*Problem:*
Repeat the records below in their entirety, exactly.

*Entries from a dataset of interfaces:*

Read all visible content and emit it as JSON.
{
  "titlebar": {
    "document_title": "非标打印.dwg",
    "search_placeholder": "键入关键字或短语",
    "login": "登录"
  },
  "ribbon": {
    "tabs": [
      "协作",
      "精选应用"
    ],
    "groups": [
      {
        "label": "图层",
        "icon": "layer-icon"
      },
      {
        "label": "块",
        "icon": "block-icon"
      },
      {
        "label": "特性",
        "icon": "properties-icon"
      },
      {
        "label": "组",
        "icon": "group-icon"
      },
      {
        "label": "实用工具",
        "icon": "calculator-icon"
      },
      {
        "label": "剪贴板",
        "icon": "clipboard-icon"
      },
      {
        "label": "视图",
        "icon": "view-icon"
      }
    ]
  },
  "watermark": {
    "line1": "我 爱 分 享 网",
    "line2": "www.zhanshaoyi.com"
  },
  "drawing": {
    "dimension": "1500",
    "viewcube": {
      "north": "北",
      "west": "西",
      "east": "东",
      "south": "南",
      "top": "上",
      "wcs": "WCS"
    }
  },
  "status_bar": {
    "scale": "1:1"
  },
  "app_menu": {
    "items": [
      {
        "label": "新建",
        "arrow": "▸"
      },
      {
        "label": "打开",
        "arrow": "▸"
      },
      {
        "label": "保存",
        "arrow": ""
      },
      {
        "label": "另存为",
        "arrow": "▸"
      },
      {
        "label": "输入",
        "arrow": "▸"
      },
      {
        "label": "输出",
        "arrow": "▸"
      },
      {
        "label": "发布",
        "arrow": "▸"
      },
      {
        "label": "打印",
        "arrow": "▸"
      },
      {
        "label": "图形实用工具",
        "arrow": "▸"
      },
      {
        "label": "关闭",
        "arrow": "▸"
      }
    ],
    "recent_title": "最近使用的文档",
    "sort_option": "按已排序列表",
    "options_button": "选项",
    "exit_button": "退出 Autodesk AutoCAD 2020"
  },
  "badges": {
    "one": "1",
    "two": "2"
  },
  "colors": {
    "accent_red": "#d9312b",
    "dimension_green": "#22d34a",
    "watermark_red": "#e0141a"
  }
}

*Written answer:*
Read all visible content and emit it as JSON.
{
  "titlebar": {
    "document_title": "非标打印.dwg",
    "search_placeholder": "键入关键字或短语",
    "login": "登录"
  },
  "ribbon": {
    "tabs": [
      "协作",
      "精选应用"
    ],
    "groups": [
      {
        "label": "图层",
        "icon": "layer-icon"
      },
      {
        "label": "块",
        "icon": "block-icon"
      },
      {
        "label": "特性",
        "icon": "properties-icon"
      },
      {
        "label": "组",
        "icon": "group-icon"
      },
      {
        "label": "实用工具",
        "icon": "calculator-icon"
      },
      {
        "label": "剪贴板",
        "icon": "clipboard-icon"
      },
      {
        "label": "视图",
        "icon": "view-icon"
      }
    ]
  },
  "watermark": {
    "line1": "我 爱 分 享 网",
    "line2": "www.zhanshaoyi.com"
  },
  "drawing": {
    "dimension": "1500",
    "viewcube": {
      "north": "北",
      "west": "西",
      "east": "东",
      "south": "南",
      "top": "上",
      "wcs": "WCS"
    }
  },
  "status_bar": {
    "scale": "1:1"
  },
  "app_menu": {
    "items": [
      {
        "label": "新建",
        "arrow": "▸"
      },
      {
        "label": "打开",
        "arrow": "▸"
      },
      {
        "label": "保存",
        "arrow": ""
      },
      {
        "label": "另存为",
        "arrow": "▸"
      },
      {
        "label": "输入",
        "arrow": "▸"
      },
      {
        "label": "输出",
        "arrow": "▸"
      },
      {
        "label": "发布",
        "arrow": "▸"
      },
      {
        "label": "打印",
        "arrow": "▸"
      },
      {
        "label": "图形实用工具",
        "arrow": "▸"
      },
      {
        "label": "关闭",
        "arrow": "▸"
      }
    ],
    "recent_title": "最近使用的文档",
    "sort_option": "按已排序列表",
    "options_button": "选项",
    "exit_button": "退出 Autodesk AutoCAD 2020"
  },
  "badges": {
    "one": "1",
    "two": "2"
  },
  "colors": {
    "accent_red": "#d9312b",
    "dimension_green": "#22d34a",
    "watermark_red": "#e0141a"
  }
}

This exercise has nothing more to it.